Beltane and the Living in the Mountains Moon
Friday gratefuls: Yesterday’s zero on posting. Hike on the Denver Mountain Parks Trail. Mussar and sadness around gun violence. Gabe here. Jon calmer. Ruth in the hospital again. Snow all gone. 7.5 inches. Wow. Bewilderment, Richard Power’s latest. Hawai’i. Money. Travel. Cumulus Clouds white over Black Mountain. Sol. Life-Bringer.
Sparks of Joy and Awe: Gabe
Tarot: Page of Vessels, Otter
“As a person, Page of Vessels represents someone with an open and youthful approach to life. They are imaginative and playful characters. Otters may be mischievous, but their hearts are not malicious. Expect a surprise when Otter shows up to say hello!”
The page of Vessels, the otter, reminds me to play, use my imagination for fun, enjoyment. Get some more mischief in my life. More surprise. More oneg, pleasure. More simcha, joy. Let my hair, what there is of it, down. Shake it all about.
Like most late season Snows, this one on June 1!, mostly gone yesterday. The rest will disappear today. Already 55 at 9am. All Moisture is good Moisture. Up here. Though. The Boundary Waters and Rainy Lake? Not so much. Water is not always where its needed. Watch for the Water wars to ratchet up here in the West.
We had a powerful conversation at mussar yesterday about Uvalde and gun violence. Even our most conservative member, a Trump gal, was agin’ it. When will we ever learn?
“When a stranger resides with you in your land, you shall not oppress the stranger. 34 The stranger who resides with you shall be to you as the native-born among you; you shall love the stranger as yourself, for you were strangers in the land of Egypt: I am the Lord your God.” Leviticus 19:33-34
The mussar text from yesterday quoted this verse and a comment on it by a German-Jewish philosopher, Herman Cohen. Loving God. Got it. Love your neighbor. Got it. A member of the tribe. Someone like you. Not stranger. Love a stranger? In this verse Cohen says we discover humanity and God’s disposition toward our species. Love is not merely tribal, but universal.

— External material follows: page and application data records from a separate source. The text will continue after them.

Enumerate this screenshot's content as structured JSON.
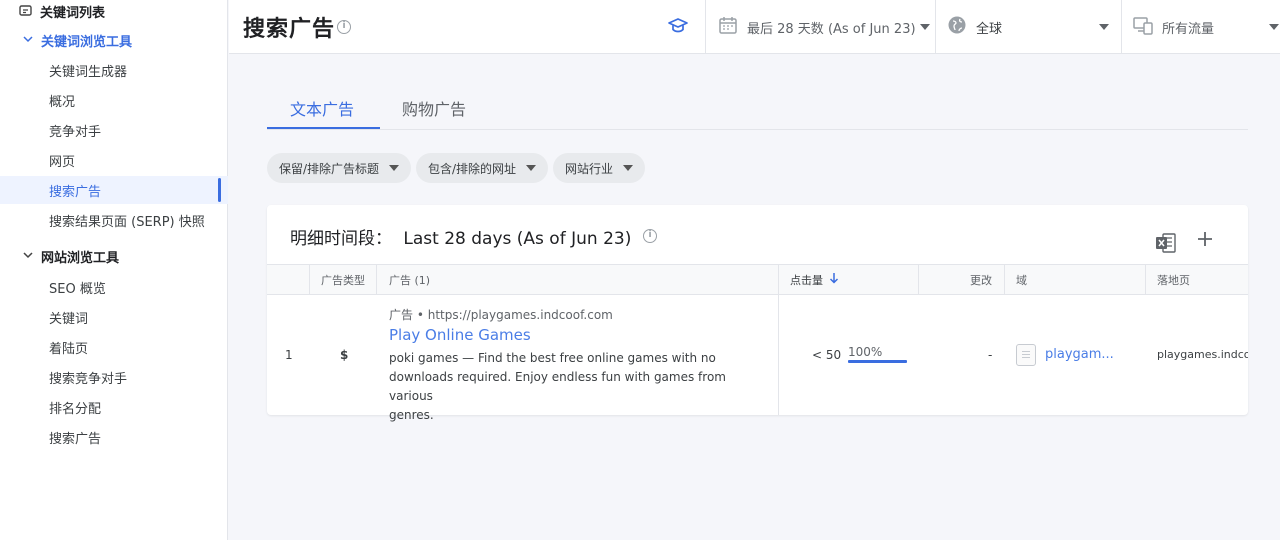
{
  "sidebar": {
    "top_item": "关键词列表",
    "sections": [
      {
        "title": "关键词浏览工具",
        "items": [
          "关键词生成器",
          "概况",
          "竞争对手",
          "网页",
          "搜索广告",
          "搜索结果页面 (SERP) 快照"
        ]
      },
      {
        "title": "网站浏览工具",
        "items": [
          "SEO 概览",
          "关键词",
          "着陆页",
          "搜索竞争对手",
          "排名分配",
          "搜索广告"
        ]
      }
    ],
    "active_item": "搜索广告"
  },
  "header": {
    "title": "搜索广告",
    "date_range": "最后 28 天数 (As of Jun 23)",
    "region": "全球",
    "traffic": "所有流量"
  },
  "tabs": [
    {
      "label": "文本广告",
      "active": true
    },
    {
      "label": "购物广告",
      "active": false
    }
  ],
  "filters": [
    "保留/排除广告标题",
    "包含/排除的网址",
    "网站行业"
  ],
  "card": {
    "title_prefix": "明细时间段：",
    "title_value": "Last 28 days (As of Jun 23)"
  },
  "table": {
    "columns": [
      "广告类型",
      "广告 (1)",
      "点击量",
      "更改",
      "域",
      "落地页"
    ],
    "rows": [
      {
        "index": "1",
        "ad_type": "$",
        "ad_source": "广告 • https://playgames.indcoof.com",
        "ad_title": "Play Online Games",
        "ad_desc_lines": [
          "poki games — Find the best free online games with no",
          "downloads required. Enjoy endless fun with games from various",
          "genres."
        ],
        "clicks": "< 50",
        "clicks_share": "100%",
        "clicks_share_fraction": 1.0,
        "change": "-",
        "domain": "playgam...",
        "landing_page": "playgames.indco"
      }
    ]
  },
  "colors": {
    "accent": "#3a6de0",
    "link": "#4a7de6"
  }
}
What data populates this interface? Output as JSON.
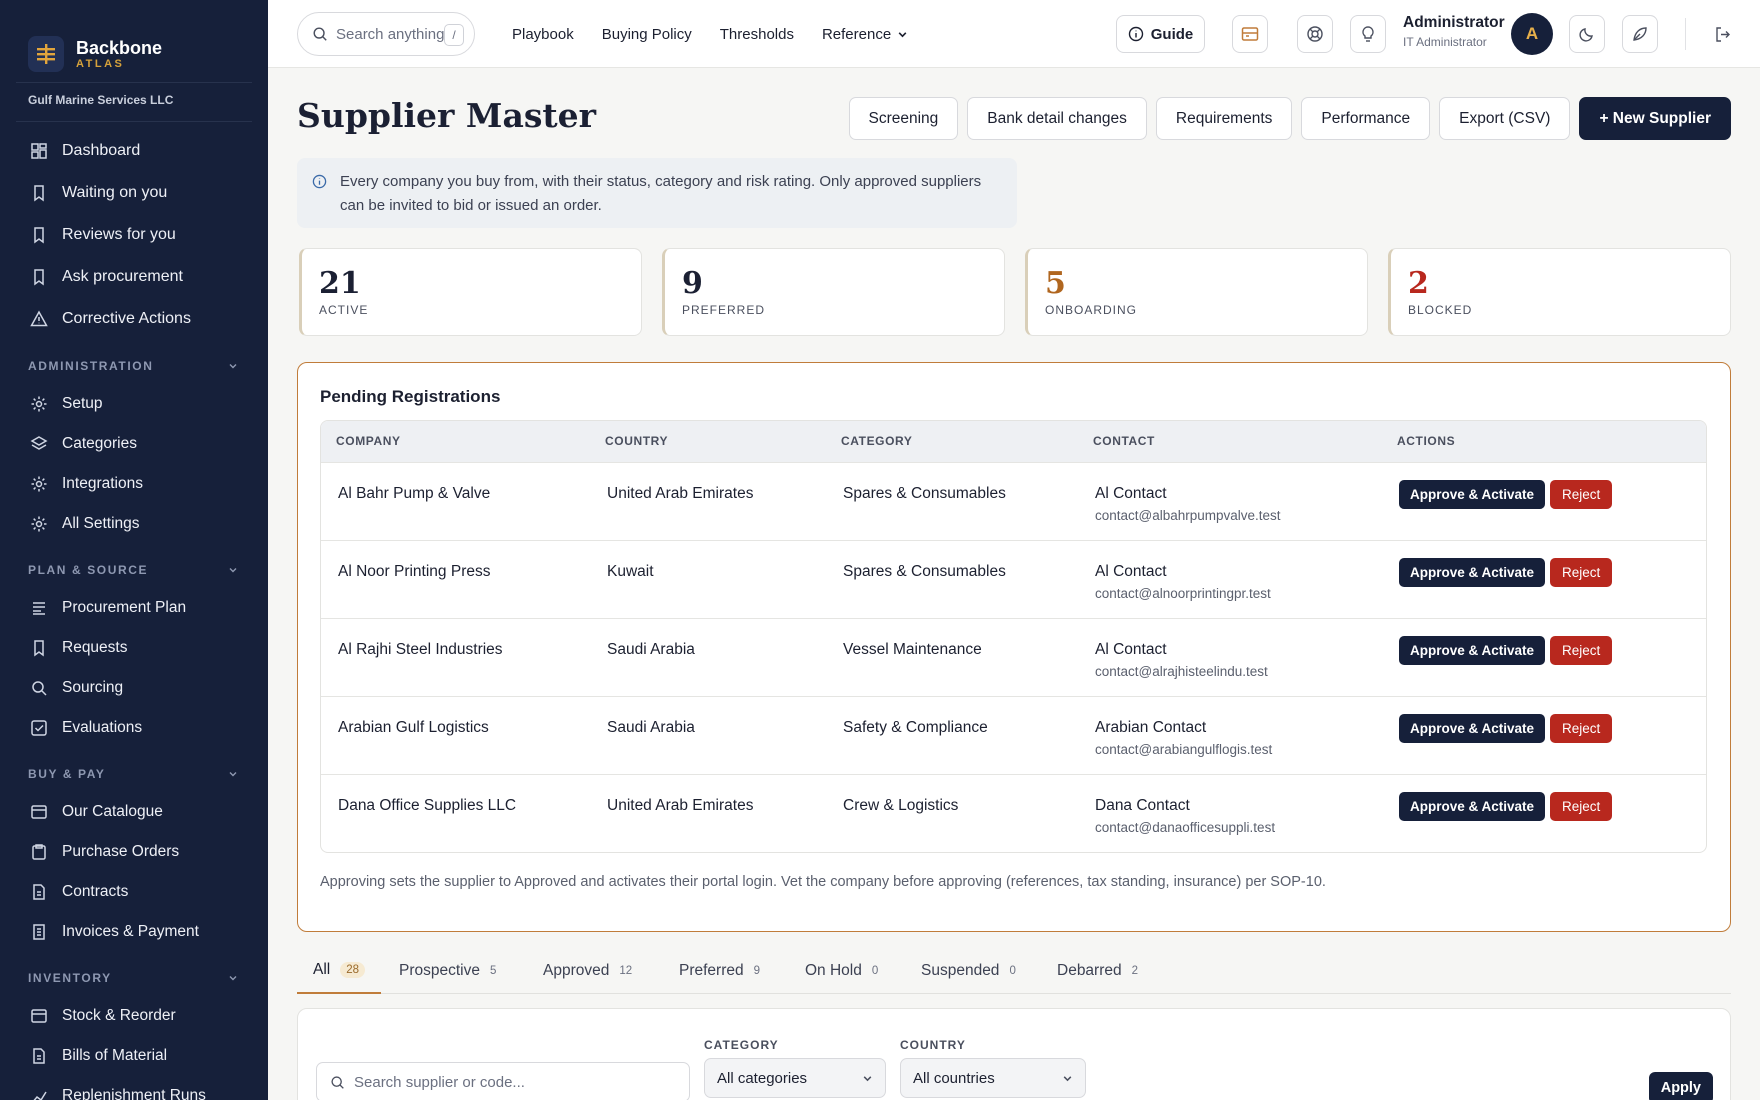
{
  "brand": {
    "title": "Backbone",
    "subtitle": "ATLAS",
    "org": "Gulf Marine Services LLC"
  },
  "sidebar": {
    "top_items": [
      {
        "label": "Dashboard",
        "icon": "dashboard-icon"
      },
      {
        "label": "Waiting on you",
        "icon": "bookmark-icon"
      },
      {
        "label": "Reviews for you",
        "icon": "bookmark-icon"
      },
      {
        "label": "Ask procurement",
        "icon": "bookmark-icon"
      },
      {
        "label": "Corrective Actions",
        "icon": "warning-icon"
      }
    ],
    "sections": [
      {
        "title": "ADMINISTRATION",
        "items": [
          "Setup",
          "Categories",
          "Integrations",
          "All Settings"
        ]
      },
      {
        "title": "PLAN & SOURCE",
        "items": [
          "Procurement Plan",
          "Requests",
          "Sourcing",
          "Evaluations"
        ]
      },
      {
        "title": "BUY & PAY",
        "items": [
          "Our Catalogue",
          "Purchase Orders",
          "Contracts",
          "Invoices & Payment"
        ]
      },
      {
        "title": "INVENTORY",
        "items": [
          "Stock & Reorder",
          "Bills of Material",
          "Replenishment Runs"
        ]
      }
    ]
  },
  "topbar": {
    "search_placeholder": "Search anything",
    "search_shortcut": "/",
    "links": [
      "Playbook",
      "Buying Policy",
      "Thresholds",
      "Reference"
    ],
    "guide_label": "Guide",
    "user_name": "Administrator",
    "user_role": "IT Administrator",
    "avatar_initial": "A"
  },
  "page": {
    "title": "Supplier Master",
    "actions": [
      "Screening",
      "Bank detail changes",
      "Requirements",
      "Performance",
      "Export (CSV)"
    ],
    "primary_action": "+ New Supplier",
    "info": "Every company you buy from, with their status, category and risk rating. Only approved suppliers can be invited to bid or issued an order."
  },
  "stats": [
    {
      "value": "21",
      "label": "ACTIVE",
      "color": "#1b2033"
    },
    {
      "value": "9",
      "label": "PREFERRED",
      "color": "#1b2033"
    },
    {
      "value": "5",
      "label": "ONBOARDING",
      "color": "#b0661f"
    },
    {
      "value": "2",
      "label": "BLOCKED",
      "color": "#b8281e"
    }
  ],
  "pending": {
    "title": "Pending Registrations",
    "columns": [
      "COMPANY",
      "COUNTRY",
      "CATEGORY",
      "CONTACT",
      "ACTIONS"
    ],
    "approve_label": "Approve & Activate",
    "reject_label": "Reject",
    "rows": [
      {
        "company": "Al Bahr Pump & Valve",
        "country": "United Arab Emirates",
        "category": "Spares & Consumables",
        "contact": "Al Contact",
        "email": "contact@albahrpumpvalve.test"
      },
      {
        "company": "Al Noor Printing Press",
        "country": "Kuwait",
        "category": "Spares & Consumables",
        "contact": "Al Contact",
        "email": "contact@alnoorprintingpr.test"
      },
      {
        "company": "Al Rajhi Steel Industries",
        "country": "Saudi Arabia",
        "category": "Vessel Maintenance",
        "contact": "Al Contact",
        "email": "contact@alrajhisteelindu.test"
      },
      {
        "company": "Arabian Gulf Logistics",
        "country": "Saudi Arabia",
        "category": "Safety & Compliance",
        "contact": "Arabian Contact",
        "email": "contact@arabiangulflogis.test"
      },
      {
        "company": "Dana Office Supplies LLC",
        "country": "United Arab Emirates",
        "category": "Crew & Logistics",
        "contact": "Dana Contact",
        "email": "contact@danaofficesuppli.test"
      }
    ],
    "note": "Approving sets the supplier to Approved and activates their portal login. Vet the company before approving (references, tax standing, insurance) per SOP-10."
  },
  "tabs": [
    {
      "label": "All",
      "count": "28"
    },
    {
      "label": "Prospective",
      "count": "5"
    },
    {
      "label": "Approved",
      "count": "12"
    },
    {
      "label": "Preferred",
      "count": "9"
    },
    {
      "label": "On Hold",
      "count": "0"
    },
    {
      "label": "Suspended",
      "count": "0"
    },
    {
      "label": "Debarred",
      "count": "2"
    }
  ],
  "filters": {
    "search_placeholder": "Search supplier or code...",
    "category_label": "CATEGORY",
    "category_value": "All categories",
    "country_label": "COUNTRY",
    "country_value": "All countries",
    "apply_label": "Apply"
  }
}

A strong rebuke to the gun worshipers who say, “Hate the stranger in your midst. And, if possible, shoot them.”
Gabe is up here for a couple of days. I’m recruiting him to help learn lines. Also, to find that annoying beep. He tried to find it but like me, could not. Jon? Nope. Gabe loves Kep and wants to see him, work on jigsaw puzzles, watch TV, hunt for deer antlers.
We’re going to a presentation on Israel at the synagogue this evening. I like getting the kids over to the synagogue as often as possible. Being Jewish is important to them, but that part of them is not getting fed right now.

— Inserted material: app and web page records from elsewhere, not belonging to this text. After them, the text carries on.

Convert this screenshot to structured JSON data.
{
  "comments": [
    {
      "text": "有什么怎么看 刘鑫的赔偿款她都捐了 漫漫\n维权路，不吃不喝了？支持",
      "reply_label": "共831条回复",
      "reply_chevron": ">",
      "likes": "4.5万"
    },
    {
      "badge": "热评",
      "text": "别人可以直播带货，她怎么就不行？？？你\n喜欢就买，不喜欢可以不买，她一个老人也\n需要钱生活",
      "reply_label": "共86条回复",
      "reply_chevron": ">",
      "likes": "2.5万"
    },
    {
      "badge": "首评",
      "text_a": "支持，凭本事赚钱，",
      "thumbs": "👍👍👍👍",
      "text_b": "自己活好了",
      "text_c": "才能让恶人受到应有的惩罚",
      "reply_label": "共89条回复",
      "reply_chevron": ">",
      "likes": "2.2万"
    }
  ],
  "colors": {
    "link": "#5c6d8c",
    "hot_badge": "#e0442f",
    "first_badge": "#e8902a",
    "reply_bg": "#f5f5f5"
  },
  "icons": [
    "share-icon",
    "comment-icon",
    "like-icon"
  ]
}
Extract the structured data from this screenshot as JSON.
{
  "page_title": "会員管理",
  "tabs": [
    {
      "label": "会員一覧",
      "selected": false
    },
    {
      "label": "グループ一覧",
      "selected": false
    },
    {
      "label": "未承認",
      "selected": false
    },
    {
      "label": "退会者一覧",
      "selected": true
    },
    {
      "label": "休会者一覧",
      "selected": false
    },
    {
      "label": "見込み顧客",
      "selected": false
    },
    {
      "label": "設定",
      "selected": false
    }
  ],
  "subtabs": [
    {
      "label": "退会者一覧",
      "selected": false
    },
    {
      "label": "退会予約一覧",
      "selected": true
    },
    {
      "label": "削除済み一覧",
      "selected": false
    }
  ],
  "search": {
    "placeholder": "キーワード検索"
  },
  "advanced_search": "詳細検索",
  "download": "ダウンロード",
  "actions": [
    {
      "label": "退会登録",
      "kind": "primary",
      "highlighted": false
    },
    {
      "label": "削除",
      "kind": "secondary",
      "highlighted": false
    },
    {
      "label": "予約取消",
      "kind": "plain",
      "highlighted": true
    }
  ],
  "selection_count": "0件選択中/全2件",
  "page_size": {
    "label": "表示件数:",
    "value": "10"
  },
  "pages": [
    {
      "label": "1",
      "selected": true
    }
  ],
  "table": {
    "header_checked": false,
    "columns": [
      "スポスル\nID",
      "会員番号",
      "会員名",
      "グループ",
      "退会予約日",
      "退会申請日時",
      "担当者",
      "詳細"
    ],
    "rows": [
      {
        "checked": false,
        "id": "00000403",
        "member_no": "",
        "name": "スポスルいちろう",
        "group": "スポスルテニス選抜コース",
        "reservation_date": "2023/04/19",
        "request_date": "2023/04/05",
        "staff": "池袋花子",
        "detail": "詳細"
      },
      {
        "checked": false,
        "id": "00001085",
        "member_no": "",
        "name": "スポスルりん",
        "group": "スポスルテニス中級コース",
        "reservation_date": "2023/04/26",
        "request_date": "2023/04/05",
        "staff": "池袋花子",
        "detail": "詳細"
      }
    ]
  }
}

Ruth comes home tomorrow. Jon and she will come up here for a family meal after she gets released.
There’s a Denver Mountain Parks Trail on the way home from Evergreen, maybe 3/4’s of a mile from 73. I talked about it last week. I’ve taken to hiking it after mussar. One of my two trail hikes during the week. After our conversation about loving neighbors and strangers we talked about saying hello to strangers and acquaintances alike when we’re out and about. Having just finished Overstory I suggested we include Trees and Flowers, Rocks and Streams.

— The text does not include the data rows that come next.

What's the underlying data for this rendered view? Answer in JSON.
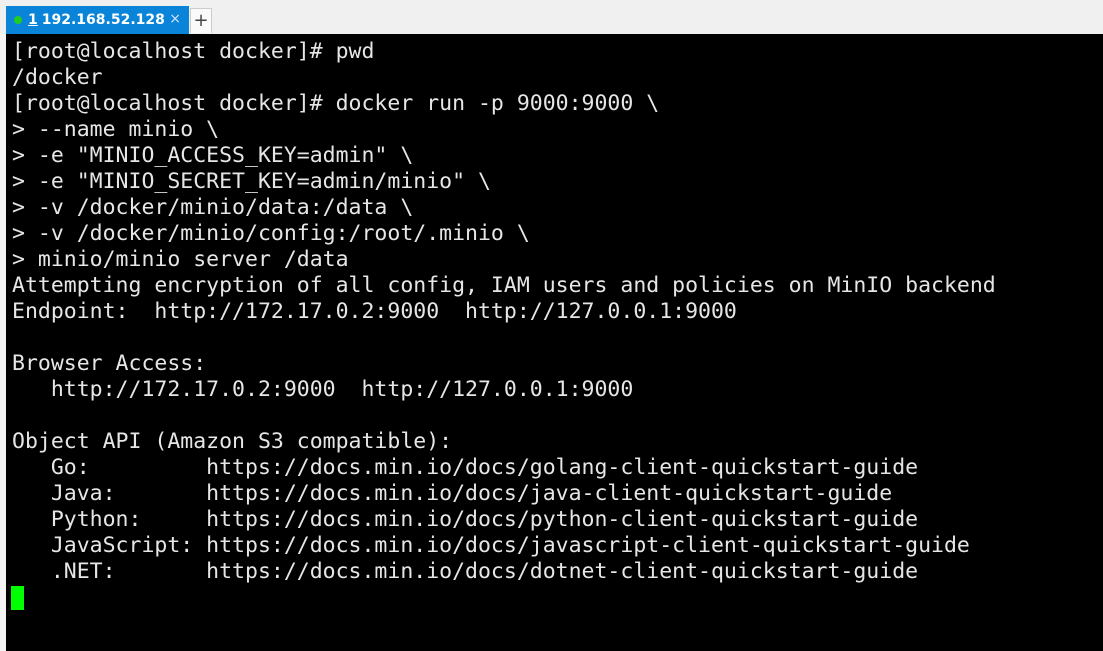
{
  "tab": {
    "number": "1",
    "title": "192.168.52.128",
    "close": "×",
    "status_color": "#22cc22"
  },
  "new_tab": "+",
  "terminal": {
    "lines": [
      "[root@localhost docker]# pwd",
      "/docker",
      "[root@localhost docker]# docker run -p 9000:9000 \\",
      "> --name minio \\",
      "> -e \"MINIO_ACCESS_KEY=admin\" \\",
      "> -e \"MINIO_SECRET_KEY=admin/minio\" \\",
      "> -v /docker/minio/data:/data \\",
      "> -v /docker/minio/config:/root/.minio \\",
      "> minio/minio server /data",
      "Attempting encryption of all config, IAM users and policies on MinIO backend",
      "Endpoint:  http://172.17.0.2:9000  http://127.0.0.1:9000",
      "",
      "Browser Access:",
      "   http://172.17.0.2:9000  http://127.0.0.1:9000",
      "",
      "Object API (Amazon S3 compatible):",
      "   Go:         https://docs.min.io/docs/golang-client-quickstart-guide",
      "   Java:       https://docs.min.io/docs/java-client-quickstart-guide",
      "   Python:     https://docs.min.io/docs/python-client-quickstart-guide",
      "   JavaScript: https://docs.min.io/docs/javascript-client-quickstart-guide",
      "   .NET:       https://docs.min.io/docs/dotnet-client-quickstart-guide"
    ],
    "cursor_color": "#00ff00"
  }
}
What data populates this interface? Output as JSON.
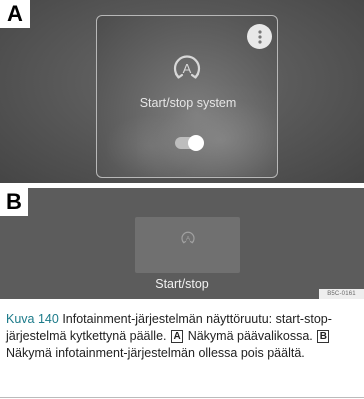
{
  "panel_a": {
    "letter": "A",
    "card": {
      "title": "Start/stop system",
      "icon": "start-stop-icon",
      "more_icon": "more-vertical-icon",
      "toggle": {
        "state": "on"
      }
    }
  },
  "panel_b": {
    "letter": "B",
    "card": {
      "icon": "start-stop-icon",
      "title": "Start/stop"
    }
  },
  "ref_code": "B5C-0161",
  "caption": {
    "fig_label": "Kuva 140",
    "text_1": "Infotainment-järjestelmän näyttöruutu: start-stop-järjestelmä kytkettynä päälle.",
    "ref_a": "A",
    "text_2": "Näkymä päävalikossa.",
    "ref_b": "B",
    "text_3": "Näkymä infotainment-järjestelmän ollessa pois päältä."
  },
  "colors": {
    "fig_label": "#1b7a89",
    "panel_bg": "#5c5c5c",
    "card_border": "#b8b8b8"
  }
}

Along I went. Hello. To the thick Ponderosa. Hello to the Bluebells peeking from the Grass. Hello to the great slab of Granite covered with Moss and Lodgepole Roots. Hello to the Stream running happily. Singing to me as I hiked. Hello to the Wild Strawberry. To the thorny wild Berry Canes. Hello to the tall Pine climbing up straight as a mast. Hello to the Rocky Stream Bed that gives the Water a crashing, foaming moment at the end of the trail. Hello to the small Pond and the Waterstrider on the Pond.
This was more than a casual exercise. It made me feel I was among friends, no longer strangers these Plants. These Rocks. This Water. It might feel silly at first. That’s ok. Silly is good. Otter already told us so. You could give it a try.